Boca Chica (Little Mouth) was originally developed as an exclusive destination for wealthy families from the capital Santo Domingo, which were only accessible from the sea, but in the 50s the first public hotel, La Hamaca was built, and it was here that Batista, the defeated Cuban Dictator was granted asylum by the Dominican Republic’s then President, Trujillo. However, that was the high spot of the area’s history, and the hotel was closed in 61 when Trujillo was assassinated.
Public transport has now made Boca Chica a popular excursion destination for residents of Santo Domingo, which is only 30 kms away, and the beach can get very crowded on holidays and weekends.
The beach itself is of fine white sand, and the waters shallow, and protected by a reef.

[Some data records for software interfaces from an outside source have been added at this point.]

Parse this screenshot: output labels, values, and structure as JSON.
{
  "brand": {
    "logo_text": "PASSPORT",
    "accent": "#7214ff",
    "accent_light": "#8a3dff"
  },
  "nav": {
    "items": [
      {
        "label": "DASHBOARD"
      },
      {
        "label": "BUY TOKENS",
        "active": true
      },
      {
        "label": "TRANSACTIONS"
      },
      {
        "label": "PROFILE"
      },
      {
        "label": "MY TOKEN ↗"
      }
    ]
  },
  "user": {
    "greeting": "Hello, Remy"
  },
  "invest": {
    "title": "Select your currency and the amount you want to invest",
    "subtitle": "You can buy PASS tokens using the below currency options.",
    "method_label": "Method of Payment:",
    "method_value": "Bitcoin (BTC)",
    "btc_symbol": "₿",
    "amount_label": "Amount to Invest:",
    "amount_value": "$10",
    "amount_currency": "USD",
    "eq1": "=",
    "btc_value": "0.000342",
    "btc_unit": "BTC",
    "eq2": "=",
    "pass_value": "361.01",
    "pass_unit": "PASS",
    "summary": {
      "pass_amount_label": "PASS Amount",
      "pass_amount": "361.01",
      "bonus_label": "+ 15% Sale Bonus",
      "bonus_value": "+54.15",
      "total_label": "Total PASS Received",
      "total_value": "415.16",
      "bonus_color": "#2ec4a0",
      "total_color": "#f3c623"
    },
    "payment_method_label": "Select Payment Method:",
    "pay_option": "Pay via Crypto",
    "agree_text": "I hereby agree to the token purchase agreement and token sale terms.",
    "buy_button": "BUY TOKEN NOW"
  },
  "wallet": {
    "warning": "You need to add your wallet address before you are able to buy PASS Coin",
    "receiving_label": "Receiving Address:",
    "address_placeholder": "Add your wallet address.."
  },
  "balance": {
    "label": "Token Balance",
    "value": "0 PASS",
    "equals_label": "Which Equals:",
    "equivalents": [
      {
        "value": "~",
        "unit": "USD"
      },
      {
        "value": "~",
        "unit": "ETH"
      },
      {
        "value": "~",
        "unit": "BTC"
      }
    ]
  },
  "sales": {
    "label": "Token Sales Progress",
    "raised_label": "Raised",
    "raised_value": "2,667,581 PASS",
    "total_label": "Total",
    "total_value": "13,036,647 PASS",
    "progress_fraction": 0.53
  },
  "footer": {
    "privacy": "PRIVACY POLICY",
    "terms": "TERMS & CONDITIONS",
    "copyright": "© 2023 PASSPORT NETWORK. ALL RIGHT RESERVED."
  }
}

The sea front is lined with bars, restaurants and souvenir stands. It is also wildly overpopulated with beach hawkers, who can be very persistent, and whose goods are vastly overpriced.
There are several all inclusive hotels in Boca Chica, which cater for those who do not wish to leave their resort, and which provide both entertainment and access to non-motorised waters sport activities. If this is not your kind of holiday, there are also plenty of smaller hotels, from simple boarding houses to Boutique Hotels, several of which have landscaped grounds and swimming pools
There is a casino in the newly refurbished Hamaca Hotel, a golf course nearby, opportunities for horse riding, and access to the entertainment and dancing in the larger hotels, even if you are not staying there. Boca Chica is a popular destination for tourists from America.
An hour and a half’s drive from Boca Chica is the village of Altos de Chavón – a 16th century village recreated by artists, on a high mountain top, at the suggestion of the famous Italian cinematographer, Roberto Copa. The village was created by hand in wood, stone and iron, is lines with good quality souvenir shops selling handmade local craft ware, pottery and jewellery, and the village has a 5,000 seat Grecian amphitheatre, where concerts occasionally take place. It is also home to some of the best restaurants in the Dominican Republic.
Boca Chica is not a good place to be out after dark.
(By Angela Webster)